Share
Ages:
all

Stories

She Never Wants The Black Doll

Dec 8, 2016

Those savvy marketers knew exactly what they were doing. I know because I was once one of them. I can imagine the sequence of meetings and approvals that landed the Maplelea Canadian Girls catalogue into my mailbox last fall, strategically poly-bagged with our monthly issue of Chirp Magazine.

I like the Maplelea Girls concept: seven adventurous Canadian girls with unique personalities, experiences, interests and dreams for the future. My daughter, then a bright-eyed 6 year-old, dove into the manufactured lives of the Maplelea Girls. Charlsea, the brown haired, blue-eyed, outdoorsy West Coaster was immediately her favourite, topping her birthday wish list.

Truthfully, I'm fine with the dolls, but here's what bothers me: given the choice, she'll choose a Caucasian doll over a black doll. For me, it's not just child's play. It's a subtle part of a self-love conversation I don't have the privilege to ignore.

a black and a white barbie sitting together on a bench

Why did she dismiss the black and brown-skinned Maplelea Friends pictured in the last pages of the catalogue? Why didn't she, “oooh” and, “ahh” over the 18" HerStory Dolls of Color in my Instagram feed? Then again, why did my dad have to exchange a black Cabbage Patch Kid for a white one, 30-something years ago? Asking my daughter about it led nowhere. She couldn't articulate her preference any better than I could at her age.

"What about Alexi?", I asked, thinking she might relate to the Toronto-born city girl.
"Umm, no. I like Charlsea."
"Yes, Charlsea's nice but, oh, do you like these ones too?" My enthusiasm for the two darker skinned dolls was lost on her. She flipped back to the front of the catalogue. "I like Charlsea."


You'll also enjoy: Parenting in the Land of Gendered Toys


She never said the black dolls weren't cute or pretty or anything else. They just weren't her favourites any more than the redhead or Native dolls were. But shouldn't she automatically identify with the black dolls? I wanted to press on, but didn't want to stoke biases she may have been naive to. I left the conversation there.

I’m concerned my daughter feels that black dolls, and by extension herself, are somehow less. Less beautiful, less acceptable, less able to leap from the tree-house to the car and zoom off to save the day.

various dolls of different ethnicities sitting on a bench

I want her to love, yet not be defined, by her skin colour. I want her to know, to really know, that she is a beautiful being. And yes, I want her to want the black doll. And if she doesn't, I want her choice to be based on the character's hobby or accessory, not skin tone or hair type.
So, what's a mama to do? I'll continue to meet her where she is in the race conversation.
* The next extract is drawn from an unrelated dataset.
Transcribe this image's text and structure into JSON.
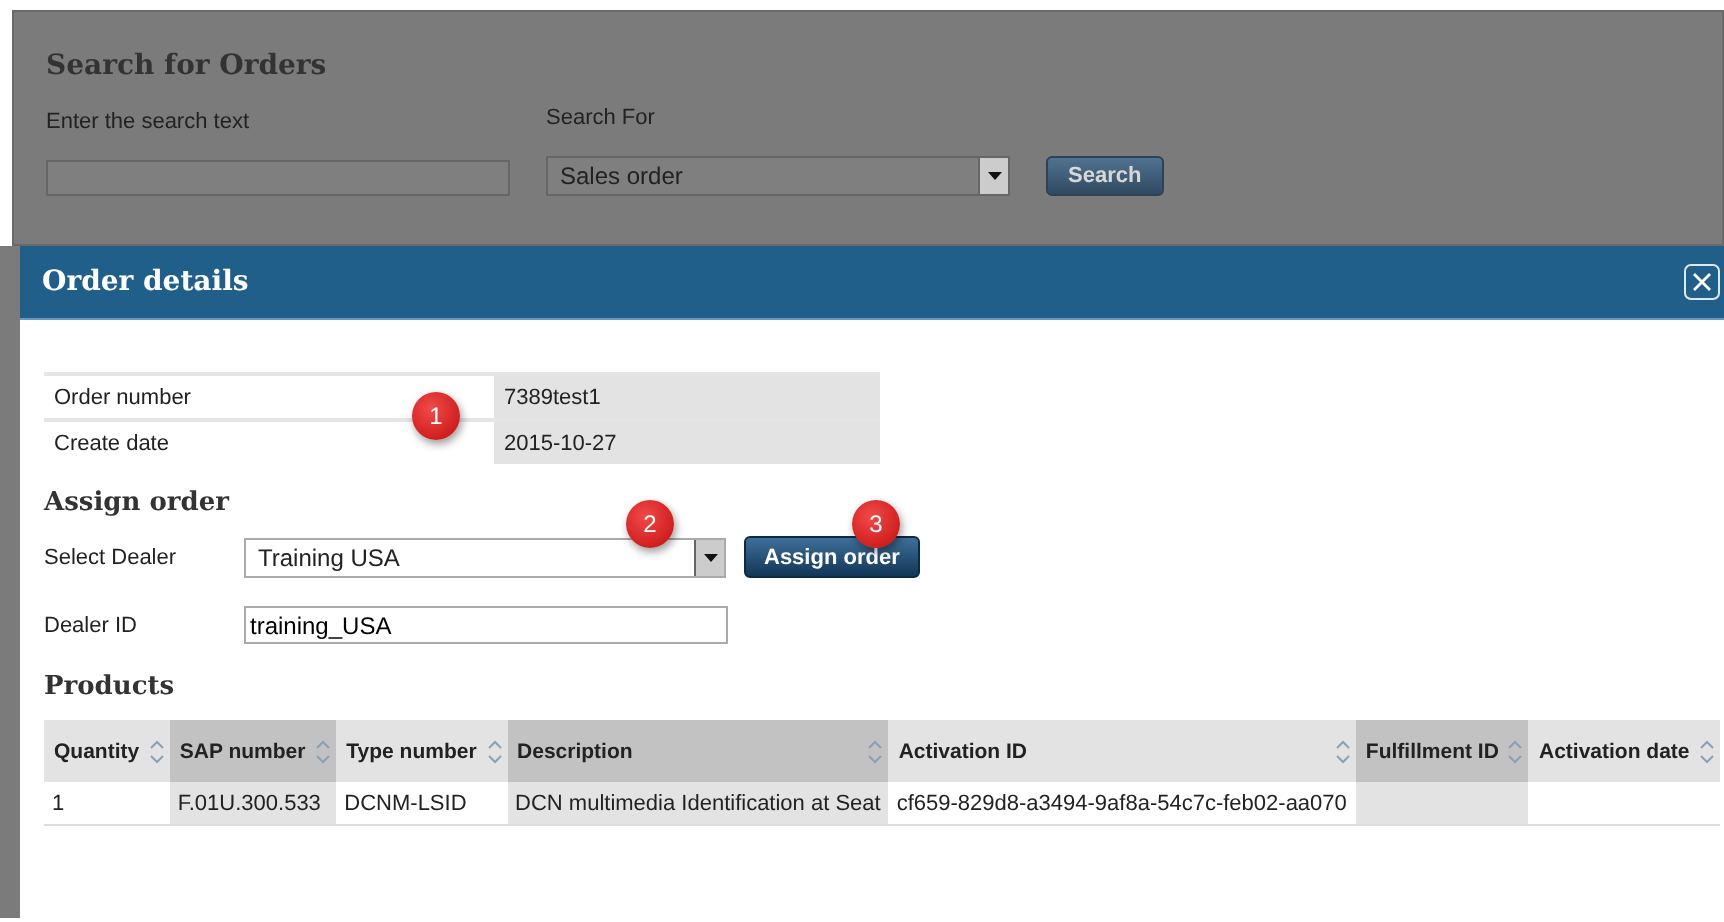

I'll keep encouraging diversity in her play and in her life. I'll always teach her to think critically and independently. And most of all, I will forever do my best to foster and model self-love and acceptance. Oh, and I'm totally throwing a couple of tactical gift-giving hints to Grandma and Auntie too, for good measure! 

Article Author Debbie King
Debbie King

Born and raised in Toronto, Ontario, Debbie is a multi-sport athlete, freelance writer, wife, and mother of one. As creator and author of SUPAFITMAMA, she leads the everyday extraordinary woman on a journey through fitness, health and cultural experiences in her hometown. Her stories and reviews are honest, witty and packed with professional insights. The subjects of body image, strength, beauty and community are common currents throughout her work. Debbie explores a range of healthy living topics for individuals and Canadian families, with a unique personal twist. Follow her on Facebook , Instagram and Twitter

Add New Comment

To encourage thoughtful and respectful conversations, first and last names will appear with each submission to CBC/Radio-Canada's online communities (except in children and youth-oriented communities). Pseudonyms will no longer be permitted.

By submitting a comment, you accept that CBC has the right to reproduce and publish that comment in whole or in part, in any manner CBC chooses. Please note that CBC does not endorse the opinions expressed in comments. Comments on this story are moderated according to our Submission Guidelines. Comments are welcome while open. We reserve the right to close comments at any time.

Submission Policy

Note: The CBC does not necessarily endorse any of the views posted. By submitting your comments, you acknowledge that CBC has the right to reproduce, broadcast and publicize those comments or any part thereof in any manner whatsoever. Please note that comments are moderated and published according to our submission guidelines.